The use of social indicators in the implementation of area-specific positive discrimination programmes is increasing and is likely to continue to do so. It is important in this context that some of the unintended consequences of their use be appreciated.
It is argued that the concentration on the statistical niceties and technical details of social indicators especially as they are applied to the identification of areas of urban deprivation has been misplaced, and the concern for the ‘arithmetic of woe’ has diverted attention away from some of the more fundamental assumptions underlying their use.
As predominantly used, social indicators have assumed both that a value consensus exists about the nature and parameters of urban deprivation, when in fact this is an issue of value (and political) conflict, and, more specifically, that urban deprivation springs from social pathology. By default, urban deprivation has been assumed to be that which the indicators measure, when in fact they often reflect no more than existing levels of service provision and current social policies.
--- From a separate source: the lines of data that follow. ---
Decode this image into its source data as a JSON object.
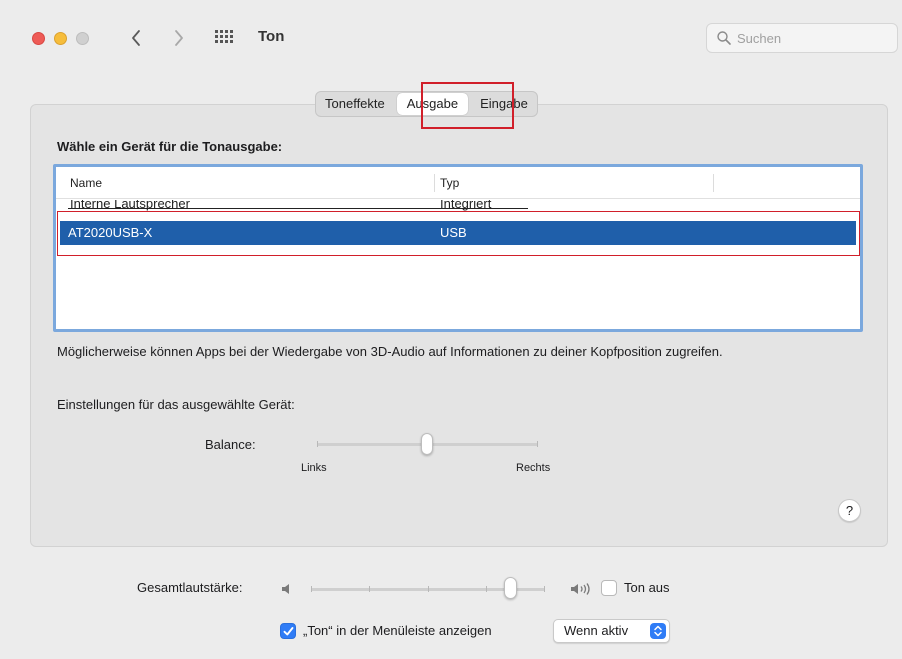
{
  "window": {
    "title": "Ton",
    "search_placeholder": "Suchen",
    "traffic_lights": {
      "close": "#ee5b56",
      "minimize": "#f6bd3b",
      "zoom": "#d0d0d0"
    }
  },
  "toolbar": {
    "back_icon": "chevron-left",
    "forward_icon": "chevron-right",
    "all_prefs_icon": "grid-icon"
  },
  "tabs": [
    {
      "label": "Toneffekte",
      "active": false
    },
    {
      "label": "Ausgabe",
      "active": true
    },
    {
      "label": "Eingabe",
      "active": false
    }
  ],
  "output": {
    "section_title": "Wähle ein Gerät für die Tonausgabe:",
    "columns": {
      "name": "Name",
      "type": "Typ"
    },
    "devices": [
      {
        "name": "Interne Lautsprecher",
        "type": "Integriert",
        "selected": false
      },
      {
        "name": "AT2020USB-X",
        "type": "USB",
        "selected": true
      }
    ],
    "info_text": "Möglicherweise können Apps bei der Wiedergabe von 3D-Audio auf Informationen zu deiner Kopfposition zugreifen.",
    "settings_label": "Einstellungen für das ausgewählte Gerät:",
    "balance": {
      "label": "Balance:",
      "left_label": "Links",
      "right_label": "Rechts",
      "value": 0.5
    },
    "help_label": "?"
  },
  "footer": {
    "volume_label": "Gesamtlautstärke:",
    "volume_value": 0.84,
    "mute_label": "Ton aus",
    "mute_checked": false,
    "menubar_label": "„Ton“ in der Menüleiste anzeigen",
    "menubar_checked": true,
    "menubar_option": "Wenn aktiv"
  },
  "colors": {
    "selection": "#1f5faa",
    "table_focus_ring": "#7ba8dd",
    "accent": "#2f7cf6",
    "highlight_annotation": "#d11f2a"
  }
}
There is a need for a clear (even if arbitrary) definition of deprivation, and the derivation of indicators from such a definition. In the latter part of the article the author outlines an attempt to do this.
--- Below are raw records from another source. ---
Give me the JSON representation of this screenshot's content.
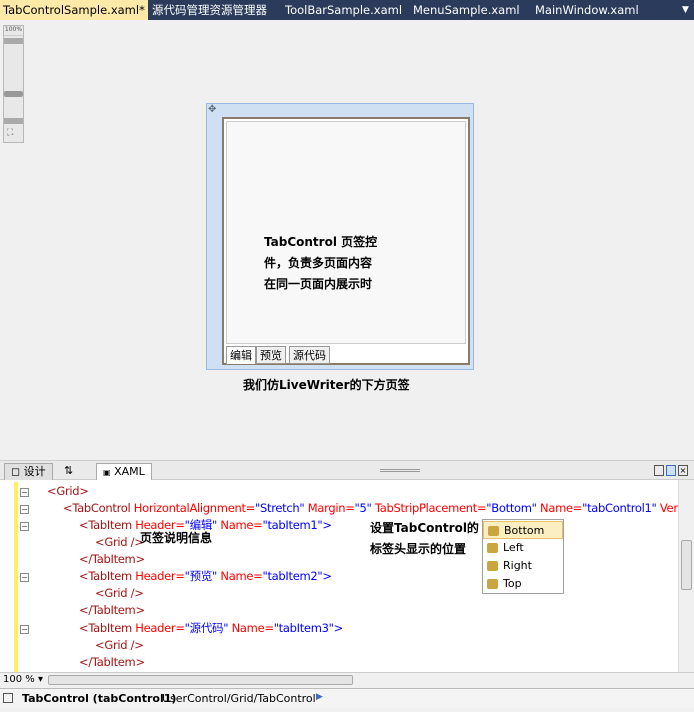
{
  "doc_tabs": [
    {
      "label": "TabControlSample.xaml*",
      "active": true
    },
    {
      "label": "源代码管理资源管理器"
    },
    {
      "label": "ToolBarSample.xaml"
    },
    {
      "label": "MenuSample.xaml"
    },
    {
      "label": "MainWindow.xaml"
    }
  ],
  "zoom_slider": {
    "label": "100%"
  },
  "designer": {
    "tab_items": [
      "编辑",
      "预览",
      "源代码"
    ],
    "content_note": [
      "TabControl 页签控",
      "件，负责多页面内容",
      "在同一页面内展示时"
    ],
    "caption": "我们仿LiveWriter的下方页签"
  },
  "pane_tabs": {
    "design": "设计",
    "swap": "⇅",
    "xaml": "XAML"
  },
  "code": {
    "l1": {
      "tag": "<Grid>"
    },
    "l2": {
      "tag": "<TabControl ",
      "a1": "HorizontalAlignment=",
      "v1": "\"Stretch\"",
      "a2": " Margin=",
      "v2": "\"5\"",
      "a3": " TabStripPlacement=",
      "v3": "\"Bottom\"",
      "a4": " Name=",
      "v4": "\"tabControl1\"",
      "a5": " Vertic"
    },
    "l3": {
      "tag": "<TabItem ",
      "a1": "Header=",
      "v1": "\"编辑\"",
      "a2": " Name=",
      "v2": "\"tabItem1\"",
      "end": ">"
    },
    "l4": {
      "tag": "<Grid />"
    },
    "l5": {
      "tag": "</TabItem>"
    },
    "l6": {
      "tag": "<TabItem ",
      "a1": "Header=",
      "v1": "\"预览\"",
      "a2": " Name=",
      "v2": "\"tabItem2\"",
      "end": ">"
    },
    "l7": {
      "tag": "<Grid />"
    },
    "l8": {
      "tag": "</TabItem>"
    },
    "l9": {
      "tag": "<TabItem ",
      "a1": "Header=",
      "v1": "\"源代码\"",
      "a2": " Name=",
      "v2": "\"tabItem3\"",
      "end": ">"
    },
    "l10": {
      "tag": "<Grid />"
    },
    "l11": {
      "tag": "</TabItem>"
    }
  },
  "annotations": {
    "tab_info": "页签说明信息",
    "placement_1": "设置TabControl的",
    "placement_2": "标签头显示的位置"
  },
  "intellisense": {
    "items": [
      "Bottom",
      "Left",
      "Right",
      "Top"
    ],
    "selected": "Bottom"
  },
  "zoom_level": "100 %",
  "status": {
    "element": "TabControl (tabControl1)",
    "path": "UserControl/Grid/TabControl"
  },
  "colors": {
    "tabbar": "#2b3b5c",
    "active_tab": "#fde9a8",
    "tag": "#a31515",
    "attr": "#ff0000",
    "value": "#0000ff"
  }
}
* Research Fellow, University of Leeds; attached to the Home Office, on an evaluation of the Urban Aid Programme.